As he was not caught, Kemper continued this method of killing. His next victim was Aiko Koo, a 15-year-old Korean dance student. During his encounter with Koo, Kemper was nervous and even accidentally ended up locking himself out of his own car. But, he was capable of persuading Koo to let him back inside.
Kemper ran out of money by early 1973 and so moved back to his mother on the UC Santa Cruz campus. His killings continued over there and he murdered 3 more college students that he picked from campus.
One of his victims’ dismembered head was buried by Kemper in his mother’s garden. He did it so it would face upwards towards his mother’s bedroom. When asked about his actions, Kemper said that his mother “always wanted people to look up to her.”
On April 20, 1973, Kemper killed for the final time. He bludgeoned his mother to death while she slept by using a claw hammer. He then decapitated her head and raped it before putting it on a shelf and playing darts on it. He also cut out her larynx and tongue and threw them in the garbage disposal.
Afterwards, Kemper invited his mother’s best friend to the house. He proceeded to kill her as well and stole her car. He drove off, heading to Colorado. Upon not hearing of the killings on the news, he called the police from a payphone and confessed to the murders.
The police thought this was a prank and urged him to confess to all the murders if he wanted to grab their attention. Upon being questioned behind his motive to turn himself in, Kemper said “the original purpose was gone…I just said to hell with it and called it all off.”
Kemper was arrested and convicted of eight counts of first-degree murder. He then attempted to commit suicide twice but failed an eventually requested the death penalty. He failed again and was instead sentenced to seven consecutive life sentences.
Edmund Kemper was held alongside Charles Manson and Herbert Mullin in the California Medical Facility. He is still imprisoned there to this day. Kemper has willingly participated in multiple interviews from law enforcement officials and reporters.

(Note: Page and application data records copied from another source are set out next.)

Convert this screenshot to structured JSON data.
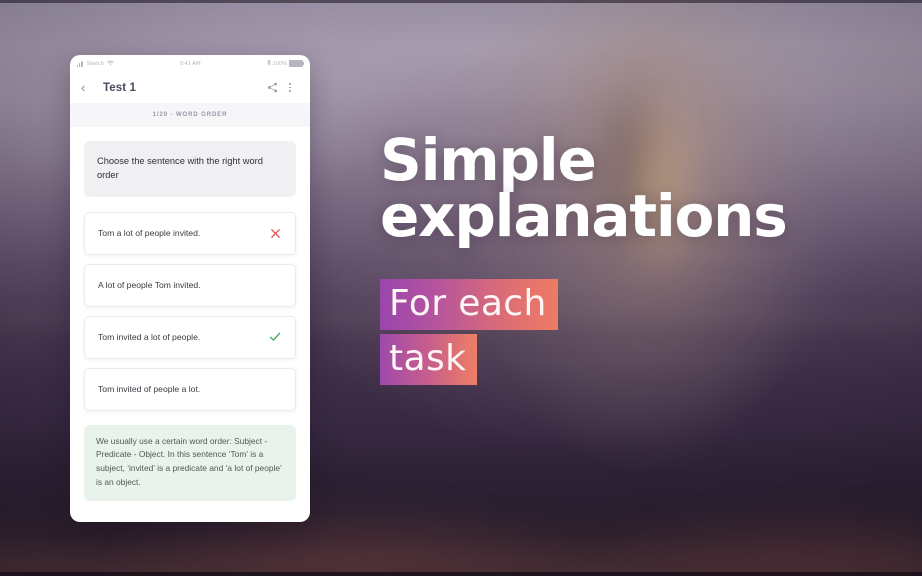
{
  "phone": {
    "status_bar": {
      "carrier": "Sketch",
      "wifi_icon": "wifi-icon",
      "time": "9:41 AM",
      "bluetooth_icon": "bluetooth-icon",
      "battery_percent": "100%"
    },
    "app_bar": {
      "back_icon": "chevron-left-icon",
      "title": "Test 1",
      "share_icon": "share-icon",
      "more_icon": "more-vertical-icon"
    },
    "progress_label": "1/20 - WORD ORDER",
    "question": "Choose the sentence with the right word order",
    "options": [
      {
        "text": "Tom a lot of people invited.",
        "mark": "incorrect"
      },
      {
        "text": "A lot of people Tom invited.",
        "mark": "none"
      },
      {
        "text": "Tom invited a lot of people.",
        "mark": "correct"
      },
      {
        "text": "Tom invited of people a lot.",
        "mark": "none"
      }
    ],
    "explanation": "We usually use a certain word order: Subject - Predicate - Object. In this sentence ‘Tom’ is a subject, ‘invited’ is a predicate and ‘a lot of people’ is an object."
  },
  "promo": {
    "headline_line1": "Simple",
    "headline_line2": "explanations",
    "sub_line1": "For each",
    "sub_line2": "task"
  },
  "colors": {
    "correct_green": "#3aa655",
    "incorrect_red": "#e8453c",
    "highlight_gradient_start": "#9a46ad",
    "highlight_gradient_end": "#ef7b63",
    "app_title": "#4e4660",
    "question_card_bg": "#f0f0f3",
    "explanation_bg": "#e9f3ec"
  }
}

Edmund Kemper is a model prisoner at the California Medical Facility. He spent more than 5,000 hours narrating audio books for the blind and is kept in charge of scheduling other inmates’ appointments with psychiatrists.